Of course it's perfectly admissable that no sane batch of people would ever arrive at the current U.S. system, but if you're going to make anything resembling an argument out of these speculations, you'll need some sophisticated evidence. At any rate, this video doesn't go there at all.

What's all that money doing anyway?

There's an urban legend about The Black Card. This mystical credit card comes with untold purchasing power, upscale perks, and mandatory requirements that owners spend outrageous amounts of money to retain it.

The legend happens to be true.

You can speculate a lot on why The Black Card exists; it's a glamorous display of wealth, it symbolizes membership in a social elite, it's lighter than carrying a million in cash, etc. I'd like to offer you another reason the rich need a high-limit credit card: they don't have any money.

Don't get me wrong, rich people have stocks, and mutual funds, and sorghum futures and oil futures and securities and really just about anything but actual money. And why would they? Relative chump change will buy you an accountant who can easily earn you better returns than a savings account with some good investing.
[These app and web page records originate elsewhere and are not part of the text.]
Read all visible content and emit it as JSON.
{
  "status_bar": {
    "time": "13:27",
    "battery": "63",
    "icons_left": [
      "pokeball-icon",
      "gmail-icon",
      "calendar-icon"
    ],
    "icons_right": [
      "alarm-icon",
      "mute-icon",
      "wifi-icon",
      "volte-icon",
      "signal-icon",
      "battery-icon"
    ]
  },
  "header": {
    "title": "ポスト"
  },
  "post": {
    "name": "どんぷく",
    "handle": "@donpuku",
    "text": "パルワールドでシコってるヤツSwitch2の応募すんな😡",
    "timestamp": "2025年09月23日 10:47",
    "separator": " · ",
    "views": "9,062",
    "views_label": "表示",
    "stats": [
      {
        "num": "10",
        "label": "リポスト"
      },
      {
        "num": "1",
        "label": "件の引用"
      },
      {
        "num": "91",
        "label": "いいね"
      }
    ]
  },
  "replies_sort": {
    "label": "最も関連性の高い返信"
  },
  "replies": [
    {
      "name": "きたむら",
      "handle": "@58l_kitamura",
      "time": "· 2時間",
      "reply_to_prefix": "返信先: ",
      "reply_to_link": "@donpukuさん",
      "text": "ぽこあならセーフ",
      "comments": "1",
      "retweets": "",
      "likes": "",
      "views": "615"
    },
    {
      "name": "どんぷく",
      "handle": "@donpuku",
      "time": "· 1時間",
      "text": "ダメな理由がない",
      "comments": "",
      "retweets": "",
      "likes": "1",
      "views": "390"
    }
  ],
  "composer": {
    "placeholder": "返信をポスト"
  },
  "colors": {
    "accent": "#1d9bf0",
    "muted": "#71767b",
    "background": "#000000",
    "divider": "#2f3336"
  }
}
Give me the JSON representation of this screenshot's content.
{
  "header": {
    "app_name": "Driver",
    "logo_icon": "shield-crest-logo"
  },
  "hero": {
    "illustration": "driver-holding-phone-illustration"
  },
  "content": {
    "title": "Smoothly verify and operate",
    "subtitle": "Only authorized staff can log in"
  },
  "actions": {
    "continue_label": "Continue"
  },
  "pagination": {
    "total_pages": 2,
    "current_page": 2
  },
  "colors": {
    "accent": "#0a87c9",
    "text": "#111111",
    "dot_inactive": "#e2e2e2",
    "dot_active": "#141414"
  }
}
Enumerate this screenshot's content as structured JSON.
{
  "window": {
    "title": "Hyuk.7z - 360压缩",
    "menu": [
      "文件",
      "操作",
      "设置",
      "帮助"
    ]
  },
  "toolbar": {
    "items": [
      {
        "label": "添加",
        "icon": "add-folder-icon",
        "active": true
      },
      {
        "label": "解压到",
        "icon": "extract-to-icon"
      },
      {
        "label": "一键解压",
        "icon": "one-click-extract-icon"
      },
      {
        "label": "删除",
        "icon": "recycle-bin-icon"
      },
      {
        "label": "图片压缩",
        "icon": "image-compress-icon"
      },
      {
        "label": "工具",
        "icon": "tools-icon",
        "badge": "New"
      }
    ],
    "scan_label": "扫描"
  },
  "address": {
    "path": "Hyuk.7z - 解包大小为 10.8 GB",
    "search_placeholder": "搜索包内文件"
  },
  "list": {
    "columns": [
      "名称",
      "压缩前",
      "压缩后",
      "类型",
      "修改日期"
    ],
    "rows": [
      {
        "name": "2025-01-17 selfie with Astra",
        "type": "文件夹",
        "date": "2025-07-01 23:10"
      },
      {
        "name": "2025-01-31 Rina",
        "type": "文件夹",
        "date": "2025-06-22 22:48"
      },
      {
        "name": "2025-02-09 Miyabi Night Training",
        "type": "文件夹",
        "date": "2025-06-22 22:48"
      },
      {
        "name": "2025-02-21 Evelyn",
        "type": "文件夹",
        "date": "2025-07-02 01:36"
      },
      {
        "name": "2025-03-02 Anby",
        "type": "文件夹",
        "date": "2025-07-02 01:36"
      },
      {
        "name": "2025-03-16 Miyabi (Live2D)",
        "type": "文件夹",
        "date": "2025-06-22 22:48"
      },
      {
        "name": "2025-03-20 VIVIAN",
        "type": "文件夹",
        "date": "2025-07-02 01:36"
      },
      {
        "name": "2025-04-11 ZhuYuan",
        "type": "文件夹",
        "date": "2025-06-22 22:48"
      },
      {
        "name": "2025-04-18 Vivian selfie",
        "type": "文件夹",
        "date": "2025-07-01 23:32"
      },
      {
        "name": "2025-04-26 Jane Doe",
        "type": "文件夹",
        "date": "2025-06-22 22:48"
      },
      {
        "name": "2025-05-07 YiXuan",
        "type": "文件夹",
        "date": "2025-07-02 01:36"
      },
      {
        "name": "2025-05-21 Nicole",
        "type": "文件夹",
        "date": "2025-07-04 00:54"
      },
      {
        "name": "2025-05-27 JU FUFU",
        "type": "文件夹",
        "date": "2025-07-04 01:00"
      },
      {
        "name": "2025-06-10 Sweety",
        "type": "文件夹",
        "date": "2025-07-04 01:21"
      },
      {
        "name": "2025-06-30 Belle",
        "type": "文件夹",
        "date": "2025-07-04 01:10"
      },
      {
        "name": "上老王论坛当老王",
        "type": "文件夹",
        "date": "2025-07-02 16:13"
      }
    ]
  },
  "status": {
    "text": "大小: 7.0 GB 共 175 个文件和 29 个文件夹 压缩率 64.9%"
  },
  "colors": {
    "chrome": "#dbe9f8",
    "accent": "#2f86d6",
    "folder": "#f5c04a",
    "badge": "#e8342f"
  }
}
Actual cash is just dead weight. Why keep money around when you can put it to work?

So then, what is this video measuring? Certainly not anyone's checking account, unless there's a lot of one-percenters that are really bad at being rich. It's also not measuring the effects of all that invested money, which produces a whole bunch of activity that makes all of our lives better (until the bubble bursts or someone cooks the books too hard and a bunch of hipsters have to go campin in lower Manhattan).

Is it worth it? Does that activity do anything to offset the trials of the less fortunate? The video doesn't say. Again, there's an admissible argument here, but you have to answer a question the video doesn't ask.

Thinking about the measurement question, video actually begins to look kind of silly. The wealthiest one percent have forty percent of what exactly? You might as well have committed the cardinal data sin and left off the units.

Wealth, or distribution?

A parting thought, based on something Jeff brought up: if that graph looked exactly like it did, but all the people on the left side were eating chateau briand anyway; if we just multiplied all the money on the chart (or, if you prefer, just deflated the value of the dollar) such that the poor were well-fed and well-off and the rich were just doing that much better, would you still care about how the money was distributed?

Economics is discussing the competition over scarce resources, but that's not to say wealth is a zero-sum game. It's possible for us all to do better without the one-percenters doing worse. In fact everything short of absolutely pure socialism inevitably results in a pareto income distribution (new vocabulary word!). I don't think we're dealing with that entirely here; I'm pretty sure as we deal with the problems in our economic system we're going to see that curve wiggle, but income distribution isn't inherently important. Knowing that, we have to make sure we scrub our arguments very hard to make them clean of envy.

There's a lot about our economic system that warrants re-thinking right now. I just hope the myth that a scrap of video on your friend's feed can put you in touch with that conversation dies quickly.

Read and Post Comments